GREENVILLE—Franciscan Father Patrick Tuttle’s resumé could easily be from a priest who has served far longer than 25 years.
Especially noteworthy is what he, and his parish, have accomplished together in his past 15 years as pastor of St. Anthony of Padua Church.
When he arrived in 1994, St. Anthony was a small parish of around 200 registered members, serving an area that was primarily low-income, African American Greenvillians.
Today, parish membership tops 1,000, a cause for celebration as Father Tuttle and the parish community celebrate his 25th jubilee.
“The ministry here has been very fruitful,” Father Tuttle said recently, while driving to celebrate morning Mass at the Monastery of St. Clare in Travelers Rest, a trip he makes four times a week.
Born in Hartford, Conn., Father Tuttle is from a family of six children, with four sisters and a brother. He also has nine nieces and nephews, all beautiful children, he said.
Father Tuttle was called to serve even as a teen, when he was youth minister at his local church, St. John Fisher, before graduating high school there. He also started a couple of businesses, including carpet cleaning, to make ends meet.
“As one of six kids, my family wasn’t of significant financial means,” he said. That inspired his businesses and his time as youth minister at the church.
“Peer ministry was big at that time,” Father Tuttle said. It was a ministry he enjoyed, an enthusiasm his pastor and others noted as well, to the point of offering to pay for his education at Siena College in Albany, N.Y.
He earned an undergraduate degree at Siena, with a major in social work and a minor in philosophy. But it was his exposure to the Franciscans that stood out during that time.
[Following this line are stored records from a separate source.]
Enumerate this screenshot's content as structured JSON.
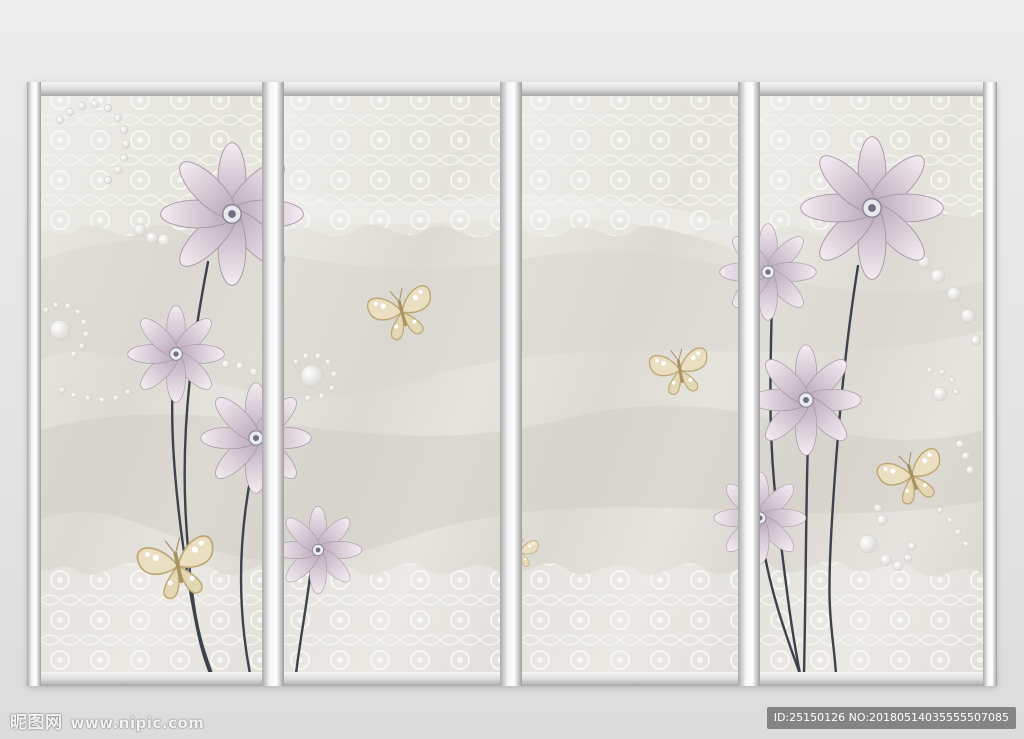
{
  "watermark": {
    "brand": "昵图网",
    "site": "www.nipic.com",
    "id_label": "ID:25150126 NO:20180514035555507085"
  },
  "colors": {
    "background": "#e8e8e8",
    "panel_fabric": "#e3e1da",
    "lace": "#f7f7f3",
    "petal": "#c9b7c4",
    "petal_light": "#eee4ea",
    "stem": "#3d434b",
    "butterfly": "#d8c59a",
    "pearl": "#fbfbf9",
    "frame_bar": "#c8c8c8"
  },
  "panels": [
    {
      "id": "panel-1",
      "content": [
        "pearl-swirl",
        "flower-large",
        "flower-medium",
        "flower-small",
        "butterfly"
      ]
    },
    {
      "id": "panel-2",
      "content": [
        "pearl-swirl",
        "flower-small",
        "butterfly"
      ]
    },
    {
      "id": "panel-3",
      "content": [
        "butterfly",
        "butterfly"
      ]
    },
    {
      "id": "panel-4",
      "content": [
        "flower-large",
        "flower-medium",
        "flower-small",
        "butterfly",
        "pearl-swirl"
      ]
    }
  ]
}
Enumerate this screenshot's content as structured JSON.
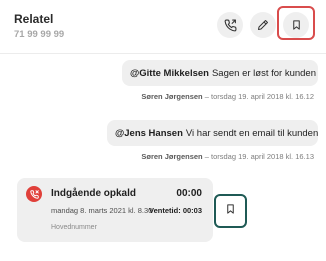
{
  "header": {
    "name": "Relatel",
    "number": "71 99 99 99",
    "actions": {
      "call_icon": "phone-transfer-icon",
      "edit_icon": "pencil-icon",
      "bookmark_icon": "bookmark-icon"
    }
  },
  "messages": [
    {
      "mention": "@Gitte Mikkelsen",
      "text": "Sagen er løst for kunden",
      "author": "Søren Jørgensen",
      "timestamp": "– torsdag 19. april 2018 kl. 16.12"
    },
    {
      "mention": "@Jens Hansen",
      "text": "Vi har sendt en email til kunden",
      "author": "Søren Jørgensen",
      "timestamp": "– torsdag 19. april 2018 kl. 16.13"
    }
  ],
  "call": {
    "title": "Indgående opkald",
    "duration": "00:00",
    "date": "mandag 8. marts 2021 kl. 8.30",
    "wait_label": "Ventetid:",
    "wait_value": "00:03",
    "line": "Hovednummer",
    "icon": "phone-missed-icon",
    "bookmark_icon": "bookmark-icon"
  },
  "colors": {
    "highlight_red": "#d94c4c",
    "highlight_teal": "#1f5a55",
    "call_icon_bg": "#e0403a",
    "bubble_bg": "#efefef"
  }
}
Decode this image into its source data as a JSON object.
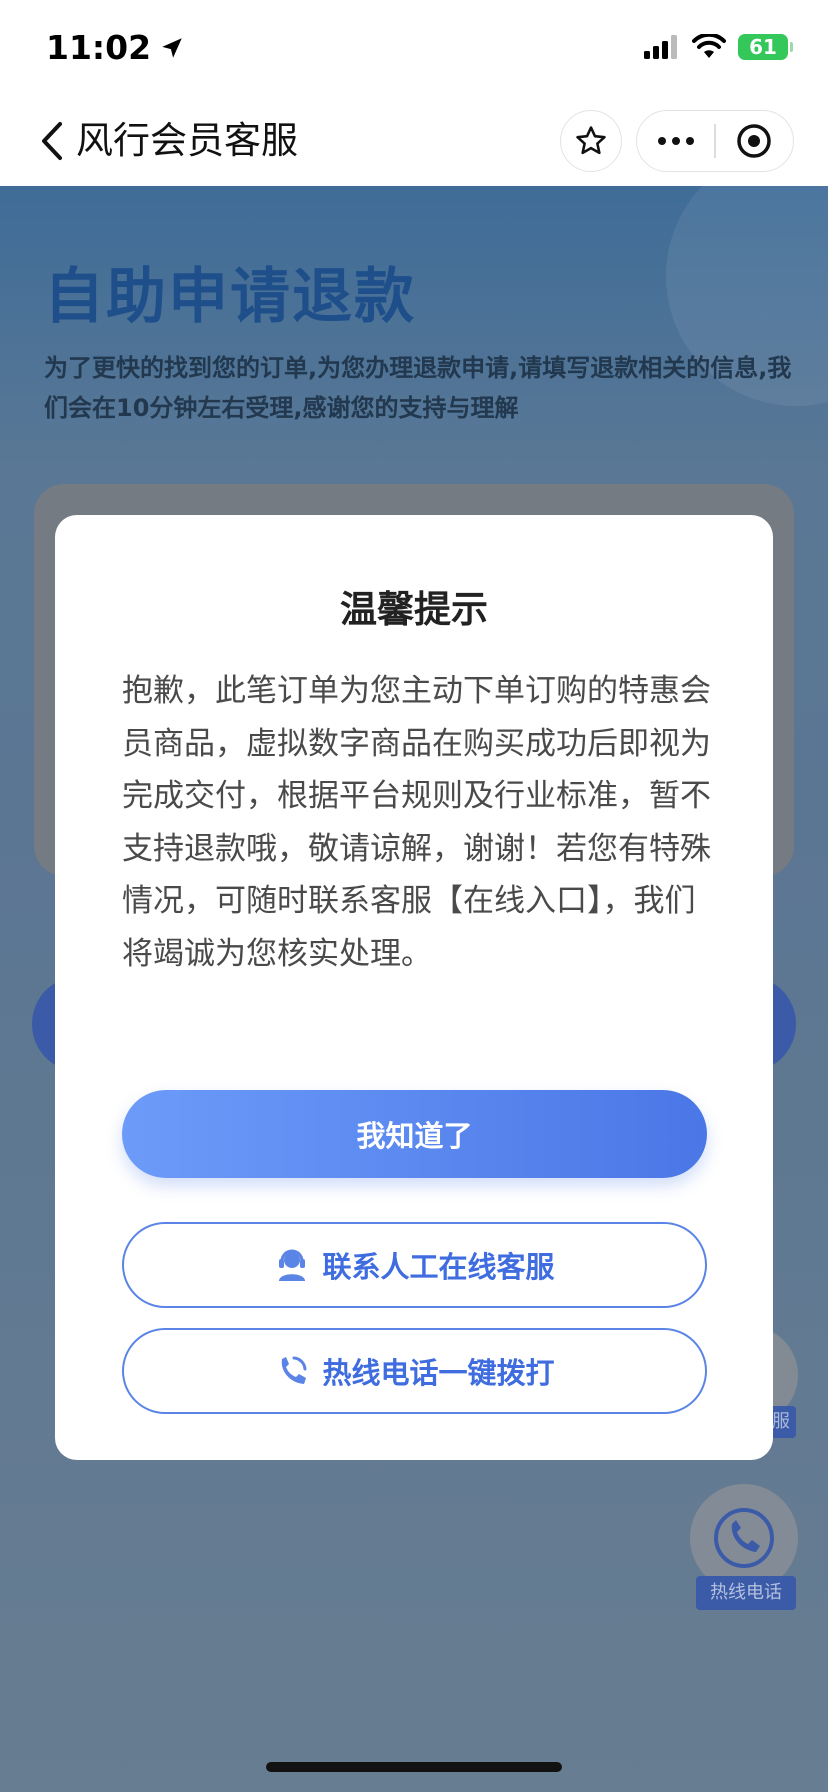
{
  "status_bar": {
    "time": "11:02",
    "battery": "61"
  },
  "nav": {
    "title": "风行会员客服"
  },
  "page": {
    "heading": "自助申请退款",
    "description": "为了更快的找到您的订单,为您办理退款申请,请填写退款相关的信息,我们会在10分钟左右受理,感谢您的支持与理解",
    "float_service_label": "服",
    "float_hotline_label": "热线电话"
  },
  "modal": {
    "title": "温馨提示",
    "body": "抱歉，此笔订单为您主动下单订购的特惠会员商品，虚拟数字商品在购买成功后即视为完成交付，根据平台规则及行业标准，暂不支持退款哦，敬请谅解，谢谢！若您有特殊情况，可随时联系客服【在线入口】，我们将竭诚为您核实处理。",
    "confirm_label": "我知道了",
    "service_label": "联系人工在线客服",
    "hotline_label": "热线电话一键拨打"
  },
  "colors": {
    "primary": "#4a77e6",
    "primary_light": "#6c9bf9",
    "overlay_bg": "#5b7592",
    "battery": "#34c759"
  },
  "icons": [
    "location-arrow-icon",
    "signal-icon",
    "wifi-icon",
    "battery-icon",
    "back-arrow-icon",
    "star-icon",
    "more-icon",
    "close-target-icon",
    "customer-service-icon",
    "phone-icon"
  ]
}
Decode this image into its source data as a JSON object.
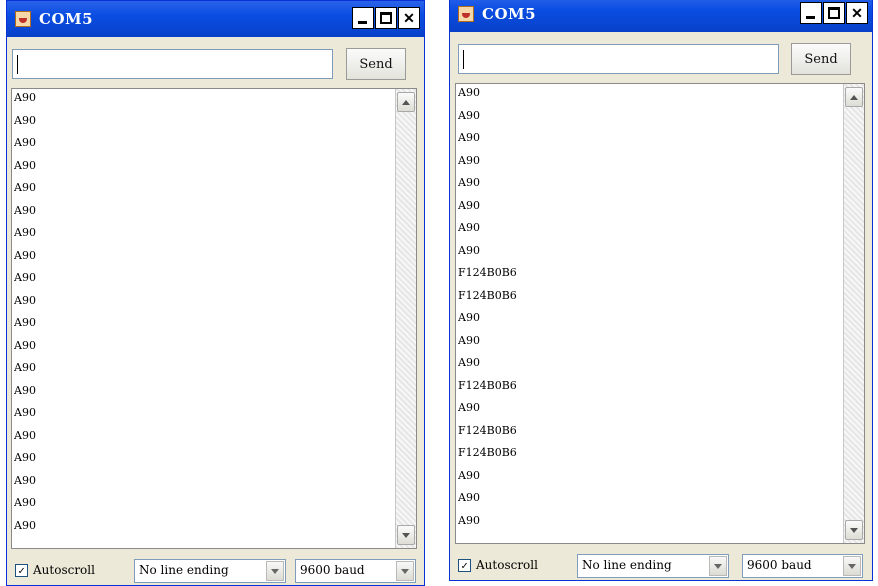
{
  "windows": [
    {
      "title": "COM5",
      "send_label": "Send",
      "input_value": "",
      "lines": [
        "A90",
        "A90",
        "A90",
        "A90",
        "A90",
        "A90",
        "A90",
        "A90",
        "A90",
        "A90",
        "A90",
        "A90",
        "A90",
        "A90",
        "A90",
        "A90",
        "A90",
        "A90",
        "A90",
        "A90"
      ],
      "autoscroll_label": "Autoscroll",
      "autoscroll_checked": true,
      "line_ending": "No line ending",
      "baud": "9600 baud"
    },
    {
      "title": "COM5",
      "send_label": "Send",
      "input_value": "",
      "lines": [
        "A90",
        "A90",
        "A90",
        "A90",
        "A90",
        "A90",
        "A90",
        "A90",
        "F124B0B6",
        "F124B0B6",
        "A90",
        "A90",
        "A90",
        "F124B0B6",
        "A90",
        "F124B0B6",
        "F124B0B6",
        "A90",
        "A90",
        "A90"
      ],
      "autoscroll_label": "Autoscroll",
      "autoscroll_checked": true,
      "line_ending": "No line ending",
      "baud": "9600 baud"
    }
  ]
}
“I was very taken by the Friars; their life together and their work,” he said. “Some of them were university professors, others were involved in politics and government. They were a remarkable group of men who laughed harder than any group I had ever heard laugh. They prayed beautifully together and then they went out and worked in very impactful circumstances.”
Father Tuttle joined the Franciscans upon graduating Siena College. Ironically, his first assignment following his ordination sent him back to Siena College, where he served as a campus friar. Among the students was his youngest sister, Margaret.
He also served as campus minister at Duke University and St. Bonaventure University in New York.
In 2005, Father Tuttle was sent to the South, an assignment he welcomed.
“I remember the Church being very mission focused and evangelistic because of the small number of Catholics at the time,” he said.
The young priest was assigned as campus minister at Furman University and as a supply priest to area parishes. During his time at Furman, the school’s CSA membership grew from 20 students to more than 400, a trend that mirrors his time at St. Anthony.
Father Tuttle is proud of his parish, which is actively engaged in ministry for the poor and disenfranchised in Greenville County.
Still, more needs to be done within the rapidly changing community, he said. What he calls his three “rallying cries” are gentrification, predatory lending and quality education; issues he feels called upon to change through action and prayer.
Poor Clare Sister Mary Ann describes Father Tuttle as “very dedicated” to his life as a Franciscan.
“Father Pat is very generous with his time,” Sister Mary Ann said. “I know he’s very busy and I don’t know how he does it all.”
His drive to help stretches back to his early formation days and the influence of Franciscan Father Dan McLellan, who was director of formation for Holy Name Province then and is now pastor of St. Andrew Church in Clemson.
“He has been a very steady, powerful and effective face of the Franciscan order for me,” Father Tuttle said, adding that they talk regularly.
Though his future is in God’s hands, Father Tuttle said he enjoys his ministry at St. Anthony.
“I’ve never been in a ministry where I’ve learned so much, and I’m drawn to learn more, especially about racial issues and the ways the church can be respected by and affect the lives of a city,” he said.
“The treasure that the African American Church has to give to the rest of the Church is wholly unknown, and the wider church suffers a massive poverty without it,” he continued.